For the reader, the appeal lies in what authors create from those basic threads. Whatever the style or genre, creating characters, settings and plotline, reminds me of old-fashioned weaving. The main thread of the tale holds everything together, while facts and fiction are woven in, making colourful patterns in the author’s own style.

The result can be a simple love story, the solution to an historical mystery, or an elaborate thriller with a complex plot. Ask any writer where their book began, and you’ll receive some very different answers. It can be one startling moment of revelation, or a mix of ideas from many sources.

More often than not, real life is a series of unfinished episodes – happy, sad, frustrating, even heart-breaking at times. But reading fiction can provide those satisfying endings we long for. And in writing fiction, authors can fulfil their secret ambitions – climb that mountain, solve that crime, have that love affair, or even do that job they always fancied.

With luck, they’ll find readers for their stories, and, luckier still, gain those all-important reviews.

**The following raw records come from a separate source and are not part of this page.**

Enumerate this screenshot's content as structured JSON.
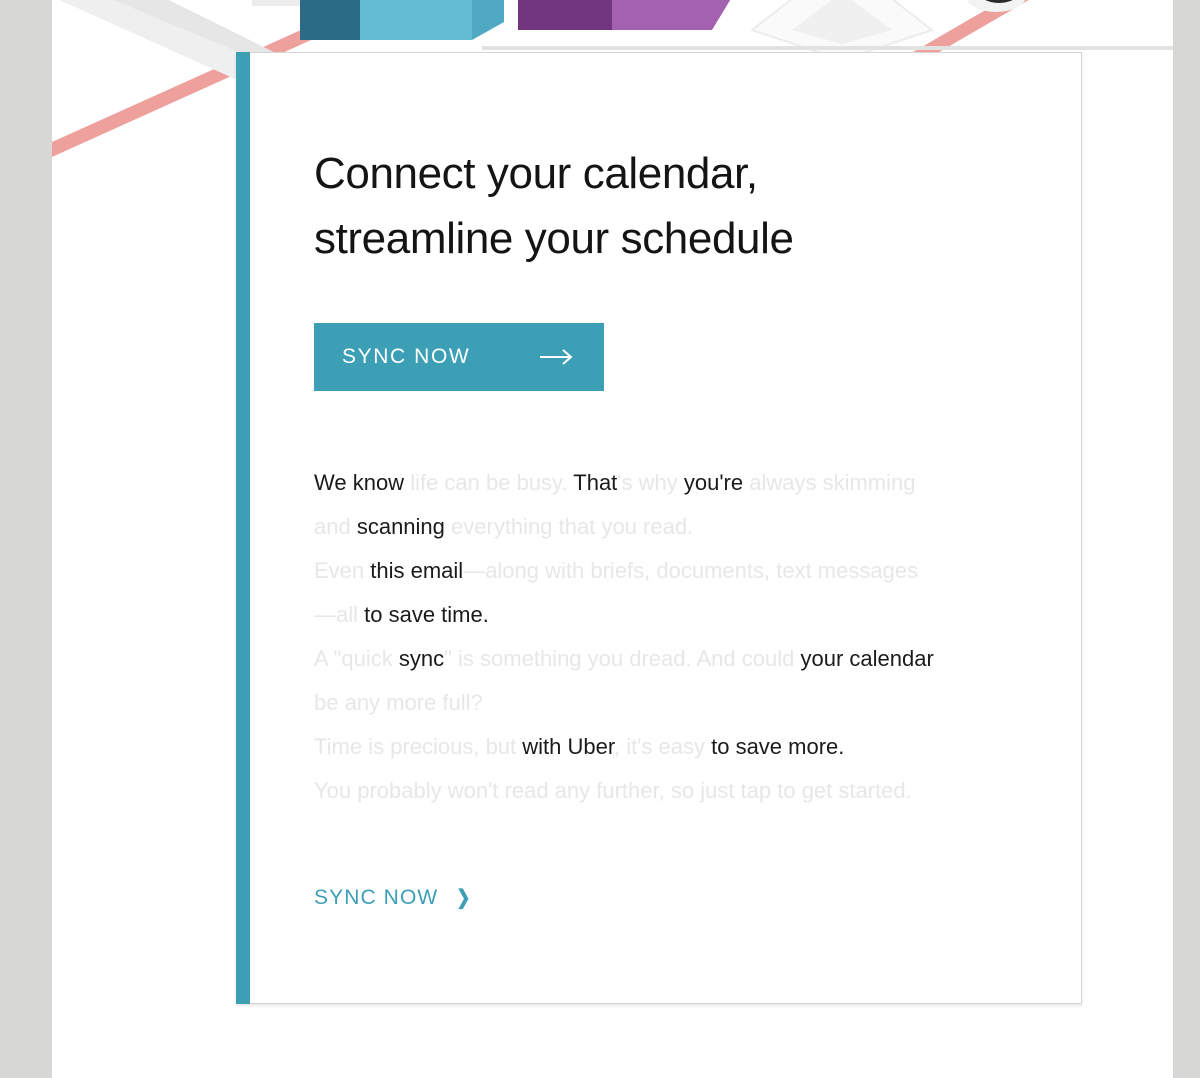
{
  "theme": {
    "accent_teal": "#3d9fb5",
    "page_margin_gray": "#d7d7d5",
    "card_background": "#ffffff",
    "card_border": "#d6d6d6",
    "text_dark": "#1b1b1b",
    "text_faint": "#e7e7e7",
    "art_salmon": "#eda09c",
    "art_purple_dark": "#71367f",
    "art_purple_light": "#a461b0",
    "art_teal_light": "#6fc0d4",
    "art_teal_dark": "#2b6b86",
    "art_gray": "#e4e4e4"
  },
  "hero": {
    "alt": "isometric illustration of stacked blocks and diagonal lines"
  },
  "card": {
    "headline_line_1": "Connect your calendar,",
    "headline_line_2": "streamline your schedule",
    "cta": {
      "label": "SYNC NOW",
      "arrow_icon": "arrow-right-icon"
    },
    "body": [
      [
        {
          "text": "We know ",
          "tone": "dark"
        },
        {
          "text": "life can be busy. ",
          "tone": "faint"
        },
        {
          "text": "That",
          "tone": "dark"
        },
        {
          "text": "'s why ",
          "tone": "faint"
        },
        {
          "text": "you're ",
          "tone": "dark"
        },
        {
          "text": "always skimming and ",
          "tone": "faint"
        },
        {
          "text": "scanning ",
          "tone": "dark"
        },
        {
          "text": "everything that you read.",
          "tone": "faint"
        }
      ],
      [
        {
          "text": "Even ",
          "tone": "faint"
        },
        {
          "text": "this email",
          "tone": "dark"
        },
        {
          "text": "—along with briefs, documents, text messages—all ",
          "tone": "faint"
        },
        {
          "text": "to save time.",
          "tone": "dark"
        }
      ],
      [
        {
          "text": "A \"quick ",
          "tone": "faint"
        },
        {
          "text": "sync",
          "tone": "dark"
        },
        {
          "text": "\" is something you dread. And could ",
          "tone": "faint"
        },
        {
          "text": "your calendar ",
          "tone": "dark"
        },
        {
          "text": "be any more full?",
          "tone": "faint"
        }
      ],
      [
        {
          "text": "Time is precious, but ",
          "tone": "faint"
        },
        {
          "text": "with Uber",
          "tone": "dark"
        },
        {
          "text": ", it's easy ",
          "tone": "faint"
        },
        {
          "text": "to save more.",
          "tone": "dark"
        }
      ],
      [
        {
          "text": "You probably won't read any further, so just tap to get started.",
          "tone": "faint"
        }
      ]
    ],
    "secondary_link": {
      "label": "SYNC NOW",
      "chevron_icon": "chevron-right-icon"
    }
  }
}
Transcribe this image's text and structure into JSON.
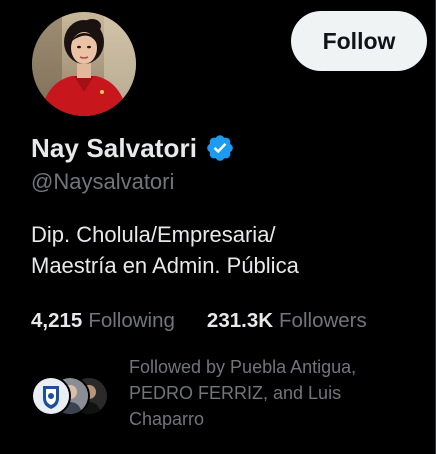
{
  "profile": {
    "display_name": "Nay Salvatori",
    "handle": "@Naysalvatori",
    "verified": true,
    "bio": "Dip. Cholula/Empresaria/\nMaestría en Admin. Pública",
    "avatar_icon": "profile-photo"
  },
  "actions": {
    "follow_label": "Follow"
  },
  "stats": {
    "following_count": "4,215",
    "following_label": "Following",
    "followers_count": "231.3K",
    "followers_label": "Followers"
  },
  "followed_by": {
    "text": "Followed by Puebla Antigua, PEDRO FERRIZ, and Luis Chaparro",
    "avatars": [
      "puebla-antigua-avatar",
      "pedro-ferriz-avatar",
      "luis-chaparro-avatar"
    ]
  },
  "colors": {
    "background": "#000000",
    "text_primary": "#e7e9ea",
    "text_secondary": "#71767b",
    "verified_blue": "#1d9bf0",
    "button_bg": "#eff3f4",
    "button_text": "#0f1419"
  }
}
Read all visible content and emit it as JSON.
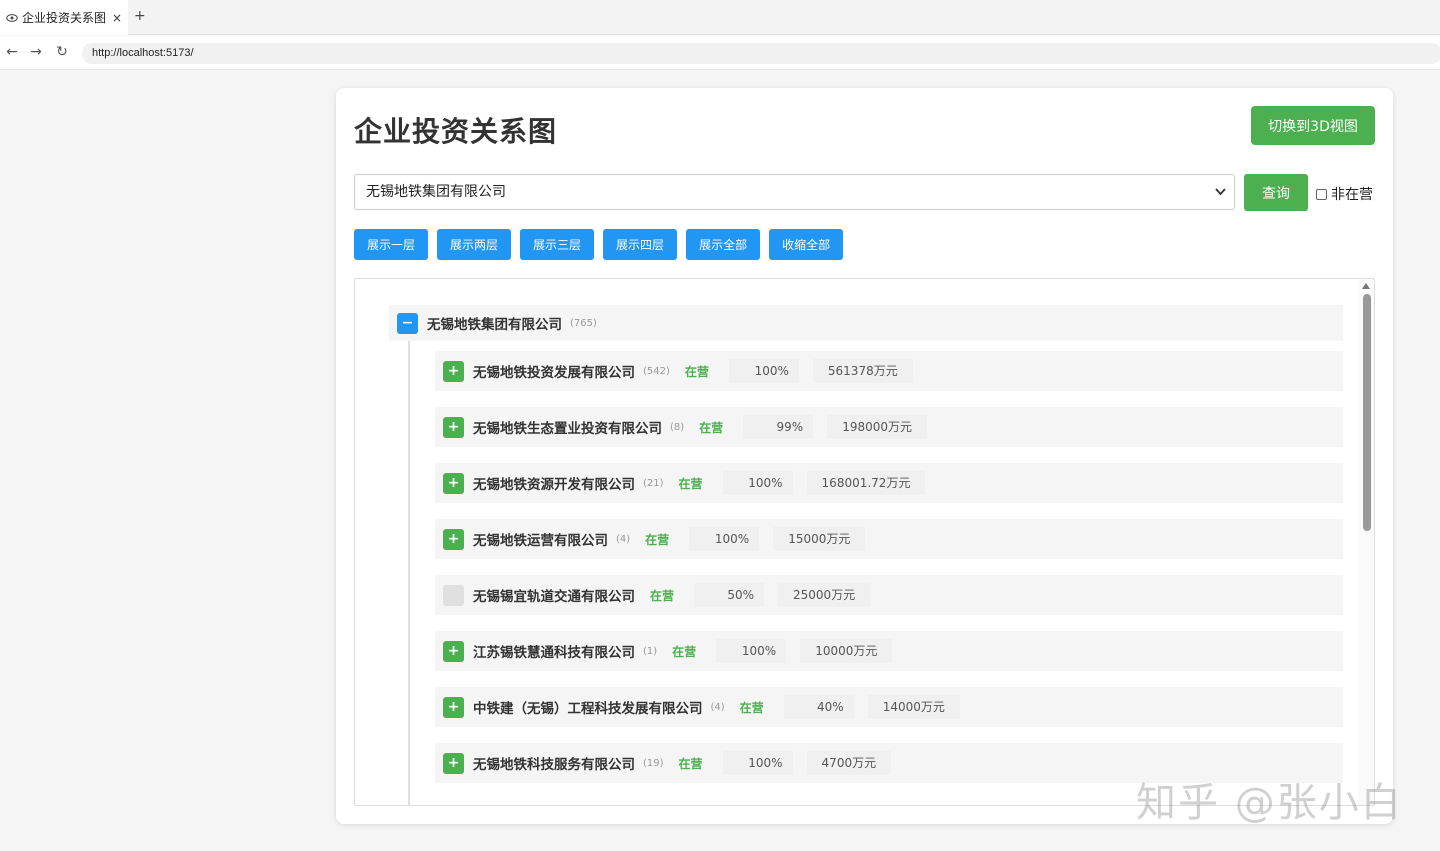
{
  "browser": {
    "tab_title": "企业投资关系图",
    "tab_close": "×",
    "new_tab": "+",
    "back": "←",
    "forward": "→",
    "reload": "↻",
    "url": "http://localhost:5173/"
  },
  "header": {
    "title": "企业投资关系图",
    "switch_3d_label": "切换到3D视图"
  },
  "search": {
    "selected_company": "无锡地铁集团有限公司",
    "query_label": "查询",
    "inactive_label": "非在营",
    "inactive_checked": false
  },
  "level_buttons": [
    "展示一层",
    "展示两层",
    "展示三层",
    "展示四层",
    "展示全部",
    "收缩全部"
  ],
  "tree": {
    "root": {
      "name": "无锡地铁集团有限公司",
      "count": "(765)",
      "toggle": "−"
    },
    "children": [
      {
        "toggle": "+",
        "name": "无锡地铁投资发展有限公司",
        "count": "(542)",
        "status": "在营",
        "percent": "100%",
        "amount": "561378万元"
      },
      {
        "toggle": "+",
        "name": "无锡地铁生态置业投资有限公司",
        "count": "(8)",
        "status": "在营",
        "percent": "99%",
        "amount": "198000万元"
      },
      {
        "toggle": "+",
        "name": "无锡地铁资源开发有限公司",
        "count": "(21)",
        "status": "在营",
        "percent": "100%",
        "amount": "168001.72万元"
      },
      {
        "toggle": "+",
        "name": "无锡地铁运营有限公司",
        "count": "(4)",
        "status": "在营",
        "percent": "100%",
        "amount": "15000万元"
      },
      {
        "toggle": "",
        "name": "无锡锡宜轨道交通有限公司",
        "count": "",
        "status": "在营",
        "percent": "50%",
        "amount": "25000万元"
      },
      {
        "toggle": "+",
        "name": "江苏锡铁慧通科技有限公司",
        "count": "(1)",
        "status": "在营",
        "percent": "100%",
        "amount": "10000万元"
      },
      {
        "toggle": "+",
        "name": "中铁建（无锡）工程科技发展有限公司",
        "count": "(4)",
        "status": "在营",
        "percent": "40%",
        "amount": "14000万元"
      },
      {
        "toggle": "+",
        "name": "无锡地铁科技服务有限公司",
        "count": "(19)",
        "status": "在营",
        "percent": "100%",
        "amount": "4700万元"
      }
    ]
  },
  "watermark": "知乎 @张小白",
  "colors": {
    "primary_blue": "#2196f3",
    "green": "#4caf50",
    "status_green": "#4caf50"
  }
}
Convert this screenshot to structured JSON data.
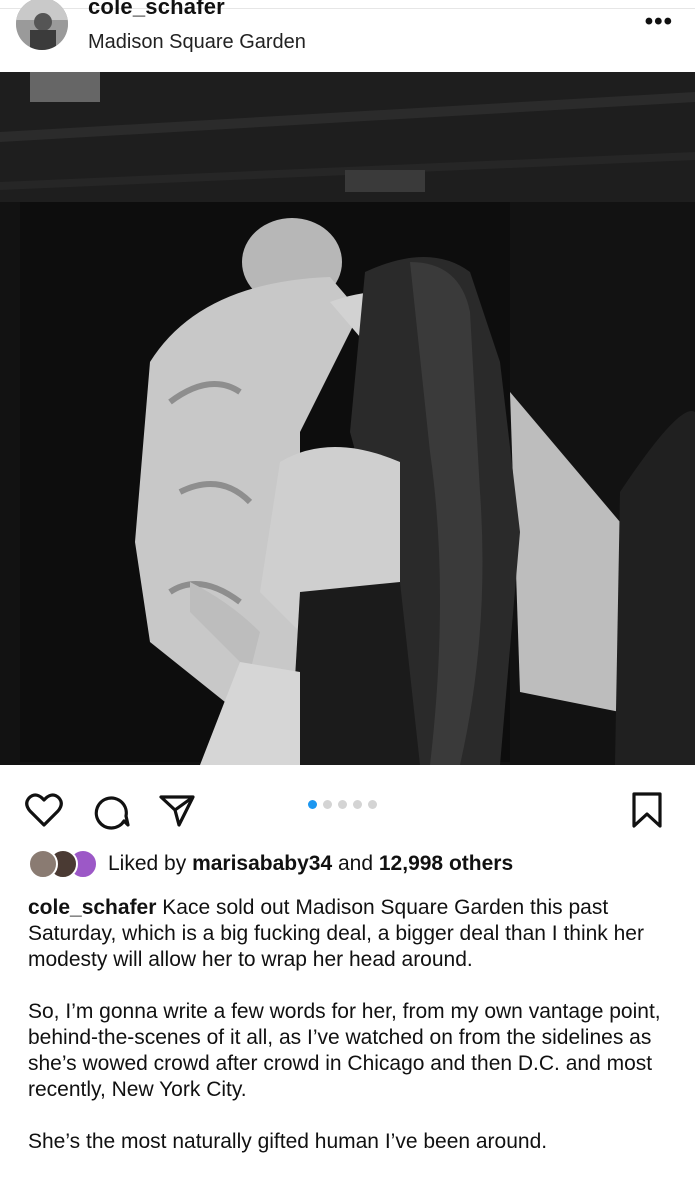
{
  "post": {
    "username": "cole_schafer",
    "location": "Madison Square Garden",
    "more_icon": "more-horizontal-icon"
  },
  "photo": {
    "description_icon": "photo"
  },
  "actions": {
    "like_icon": "heart-icon",
    "comment_icon": "comment-icon",
    "share_icon": "send-icon",
    "save_icon": "bookmark-icon",
    "carousel_total": 5,
    "carousel_active": 1
  },
  "likes": {
    "prefix": "Liked by ",
    "user": "marisababy34",
    "middle": " and ",
    "count": "12,998 others"
  },
  "caption": {
    "author": "cole_schafer",
    "p1": " Kace sold out Madison Square Garden this past Saturday, which is a big fucking deal, a bigger deal than I think her modesty will allow her to wrap her head around.",
    "p2": "So, I’m gonna write a few words for her, from my own vantage point, behind-the-scenes of it all, as I’ve watched on from the sidelines as she’s wowed crowd after crowd in Chicago and then D.C. and most recently, New York City.",
    "p3": "She’s the most naturally gifted human I’ve been around."
  },
  "colors": {
    "accent": "#1d97f0",
    "dot_inactive": "#d4d4d4"
  }
}
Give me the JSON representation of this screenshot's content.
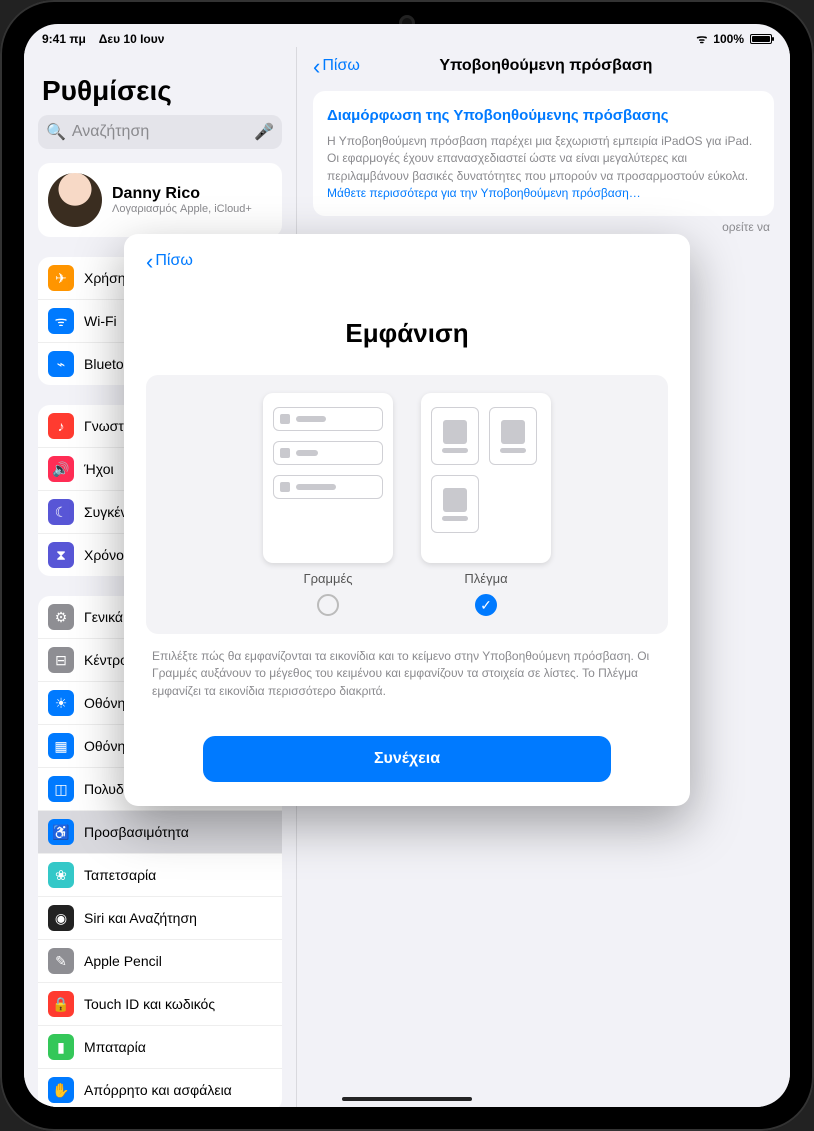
{
  "status": {
    "time": "9:41 πμ",
    "date": "Δευ 10 Ιουν",
    "battery_pct": "100%"
  },
  "sidebar": {
    "title": "Ρυθμίσεις",
    "search_placeholder": "Αναζήτηση",
    "account": {
      "name": "Danny Rico",
      "sub": "Λογαριασμός Apple, iCloud+"
    },
    "groups": [
      {
        "items": [
          {
            "label": "Χρήση σε πτήση",
            "color": "#ff9500",
            "glyph": "✈"
          },
          {
            "label": "Wi-Fi",
            "color": "#007aff",
            "glyph": "ᯤ"
          },
          {
            "label": "Bluetooth",
            "color": "#007aff",
            "glyph": "⌁"
          }
        ]
      },
      {
        "items": [
          {
            "label": "Γνωστοποιήσεις",
            "color": "#ff3b30",
            "glyph": "♪"
          },
          {
            "label": "Ήχοι",
            "color": "#ff2d55",
            "glyph": "🔊"
          },
          {
            "label": "Συγκέντρωση",
            "color": "#5856d6",
            "glyph": "☾"
          },
          {
            "label": "Χρόνος επί οθόνης",
            "color": "#5856d6",
            "glyph": "⧗"
          }
        ]
      },
      {
        "items": [
          {
            "label": "Γενικά",
            "color": "#8e8e93",
            "glyph": "⚙"
          },
          {
            "label": "Κέντρο ελέγχου",
            "color": "#8e8e93",
            "glyph": "⊟"
          },
          {
            "label": "Οθόνη και φωτεινότητα",
            "color": "#007aff",
            "glyph": "☀"
          },
          {
            "label": "Οθόνη Αφετηρίας",
            "color": "#007aff",
            "glyph": "▦"
          },
          {
            "label": "Πολυδιεργασία",
            "color": "#007aff",
            "glyph": "◫"
          },
          {
            "label": "Προσβασιμότητα",
            "color": "#007aff",
            "glyph": "♿",
            "selected": true
          },
          {
            "label": "Ταπετσαρία",
            "color": "#34c8c8",
            "glyph": "❀"
          },
          {
            "label": "Siri και Αναζήτηση",
            "color": "#222",
            "glyph": "◉"
          },
          {
            "label": "Apple Pencil",
            "color": "#8e8e93",
            "glyph": "✎"
          },
          {
            "label": "Touch ID και κωδικός",
            "color": "#ff3b30",
            "glyph": "🔒"
          },
          {
            "label": "Μπαταρία",
            "color": "#34c759",
            "glyph": "▮"
          },
          {
            "label": "Απόρρητο και ασφάλεια",
            "color": "#007aff",
            "glyph": "✋"
          }
        ]
      }
    ]
  },
  "detail": {
    "back": "Πίσω",
    "title": "Υποβοηθούμενη πρόσβαση",
    "box_title": "Διαμόρφωση της Υποβοηθούμενης πρόσβασης",
    "box_body": "Η Υποβοηθούμενη πρόσβαση παρέχει μια ξεχωριστή εμπειρία iPadOS για iPad. Οι εφαρμογές έχουν επανασχεδιαστεί ώστε να είναι μεγαλύτερες και περιλαμβάνουν βασικές δυνατότητες που μπορούν να προσαρμοστούν εύκολα. ",
    "box_link": "Μάθετε περισσότερα για την Υποβοηθούμενη πρόσβαση…",
    "box_trail": "ορείτε να"
  },
  "modal": {
    "back": "Πίσω",
    "heading": "Εμφάνιση",
    "option_rows": "Γραμμές",
    "option_grid": "Πλέγμα",
    "selected": "grid",
    "help": "Επιλέξτε πώς θα εμφανίζονται τα εικονίδια και το κείμενο στην Υποβοηθούμενη πρόσβαση. Οι Γραμμές αυξάνουν το μέγεθος του κειμένου και εμφανίζουν τα στοιχεία σε λίστες. Το Πλέγμα εμφανίζει τα εικονίδια περισσότερο διακριτά.",
    "continue": "Συνέχεια"
  }
}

At the launch party for my novel, One Night, Two Lives, someone asked if I used real people as the basis for my characters. Not specifically, I said, which is true in a general sense – although some are closer to reality than others. As for the story behind the story, it had a strange beginning…

Some years ago, driving through western France into Spain, we found ourselves at the foot of the Pyrenees, in the small town of St Jean-Pied-de-Port – St John at the Foot of the Pass. The Roncevalles Pass into Spain – the route taken by medieval pilgrims on their way to Santiago de Compostella, some 500 miles away. After seeing modern pilgrims carrying staffs with scallop shells attached, I decided I’d like to write a novel based on a group of people walking across northern Spain.

For various reasons it was never written, but two of the characters lingered – James, the Anglican priest with an unspecified grief, and Suzie, an older woman to whom he was attracted.

I hadn’t worked out the rest. But then along came the TV series, Long Lost Family, which connects people separated by adoption. At once, I found myself thinking how methods of dealing with unplanned pregnancy had changed radically since I was a girl in the 1960s – and suddenly, I had the story behind those two characters.

In the novel, Suzie has written an account of walking the old pilgrim route across northern Spain, and the book’s publication brings James back into her life. She hasn’t seen him since her student days. When he says he wants to find the child he fathered forty years ago, she’s torn between rage and a need for answers.

Rather like a pilgrimage, the story goes on to reveal the challenges they face over the next few months, but their history was equally important to the novel. How did these two people meet? What were they like as teenagers – and what were the circumstances behind that one fateful evening?

Suzie’s background evolved from my own recollections of life as an art student. I never got to do what I’d wanted to do originally – work in the display department of a big store – but in One Night, Two Lives, Suzie does achieve that ambition, albeit via a roundabout route. For her, it’s led to a career in interior design, and ultimately her own home-boutique business in York.

James’s character – like that of Suzie’s husband Freddie – evolved through several young men I’d known at art school. At the time, there were some stark contrasts between people of widely differing backgrounds, and how they behaved and interacted. But in describing James’s later life as a priest, I was fortunate in having family connections as well as a helpful local vicar.

A distressing but vital aspect of the novel was Suzie’s experience as an unmarried mother. I had friends who sadly went through the whole Mother-and-Baby-Home experience – each story harrowing in its own way. The internet provided me with a broader picture, the most useful being Rose Bell’s dissertation for her MA:  http://www.motherandbabyhomes.wordpress.com/

And so we’re back to my inspiration – Long Lost Family – and the search for children adopted half a century ago. A long job – for this researcher as well as those on the TV!

Settings were easier – some are real, others based on various small towns and villages in Yorkshire and Oxfordshire. Gradually, through writing, a picture began to emerge, rather like a tapestry, in which facts were woven into times, places and events created by imagination.

The final challenge was a massive one. How to tie up this story of love, betrayal, and redemption? The conventions of fiction provided a teasing selection of answers – and one way and another, I explored them all. But to find out what really happened in One Night, Two Lives, you’ll have to read the book!